BUSH: Answering Dickerson's question. No, I -- the last time those questions were asked, I really felt like it was an attempt for me to say it was a mistake to go into Iraq. And it wasn't a mistake to go into Iraq. It was the right decision to make.
I think that, John, there's going to be a lot of analysis done on the decisions on the ground in Iraq. For example, I'm fully aware that some have said it was a mistake not to put enough troops there immediately -- or more troops. I made my decision based upon the recommendations of Tommy Franks, and I still think it was the right decision to make. But history will judge.
I said the other day that a mistake was trying to train a civilian defense force and an Iraqi army at the same time, but not giving the civilian defense force enough training and tools necessary to be able to battle a group of thugs and killers. And so we adjusted.
And the point I'm trying to make to the American people in this, as you said, candid dialogue -- I hope I've been candid all along; but in the candid dialogue -- is to say, we're constantly changing our tactics to meet the changing tactics of an enemy. And that's important for our citizens to understand.
In a March 20 speech before the City Club of Cleveland in Ohio, Bush remarked upon the success of military and reconstruction efforts in the Iraqi city of Tal Afar, and acknowledged -- without getting into specifics -- that the "strategy that worked so well in Tal Afar did not emerge overnight -- it came only after much trial and error." Bush made sure to note, however, that "the strategy is working," and again reaffirmed: "The decision to remove Saddam Hussein was a difficult decision; the decision to remove Saddam Hussein was the right decision." Following the speech, Bush was asked how, after the administration's pre-war claims about Iraq's weapons programs were shown to be false, "do we restore confidence that Americans may have in their leaders and to be sure that the information they are getting now is correct." Bush replied:
BUSH: Like you, I asked that very same question, where did we go wrong on intelligence.
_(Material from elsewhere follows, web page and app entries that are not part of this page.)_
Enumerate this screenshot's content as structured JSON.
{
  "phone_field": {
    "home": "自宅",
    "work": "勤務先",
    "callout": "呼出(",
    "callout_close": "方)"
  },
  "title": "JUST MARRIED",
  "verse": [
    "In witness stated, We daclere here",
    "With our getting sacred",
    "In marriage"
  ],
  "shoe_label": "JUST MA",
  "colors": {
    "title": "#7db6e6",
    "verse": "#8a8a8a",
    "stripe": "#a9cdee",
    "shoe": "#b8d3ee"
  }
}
The truth of the matter is the whole world thought that Saddam Hussein had weapons of mass destruction. It wasn't just my administration, it was the previous administration. It wasn't just the previous administration; you might remember, sir, there was a Security Council vote of 15 to nothing that said to Saddam Hussein, disclose, disarm, or face serious consequences. The basic premise was, you've got weapons. That's what we thought.
From the March 20 edition of MSNBC's Scarborough Country:
SCARBOROUGH: But listen a little more closely to what the major party leaders are saying. And you're going to see, there's not a dime's worth of difference between either party. President Bush supported this war. The Democrats' 2004 nominee, [Sen.] John Kerry [D-MA], supported this war. The Democrats' 2008 candidate, [Sen.] Hillary Clinton [D-NY], supported this war. Likewise, they all warned us, everyone warned us of Iraq's weapons of mass destruction. All of them of them voted for the invasion. All of them supported for the Patriot Act. All of them oppose immediate withdrawal from Iraq, and all refuse to name a date certain when American troops should come home. So what's the difference?
Well, the Democrats will tell you the president screwed up. But heck, even the president is saying he screwed up. So, again, no difference. The biggest difference seems to be the Democratic leaders are still refusing to admit that they were wrong -- wrong about voting for the war, if, in fact, it was wrong. Wrong about WMDs, wrong about giving this president a blank check to go into a war that they want their base to think they opposed.
Friends, they didn't oppose that war. And leaders like Hillary Clinton still don't oppose that war. And if you don't believe me, then try to find a quote by the New York senator calling for the withdrawal of U.S. troops. You won't find it, because it doesn't exist.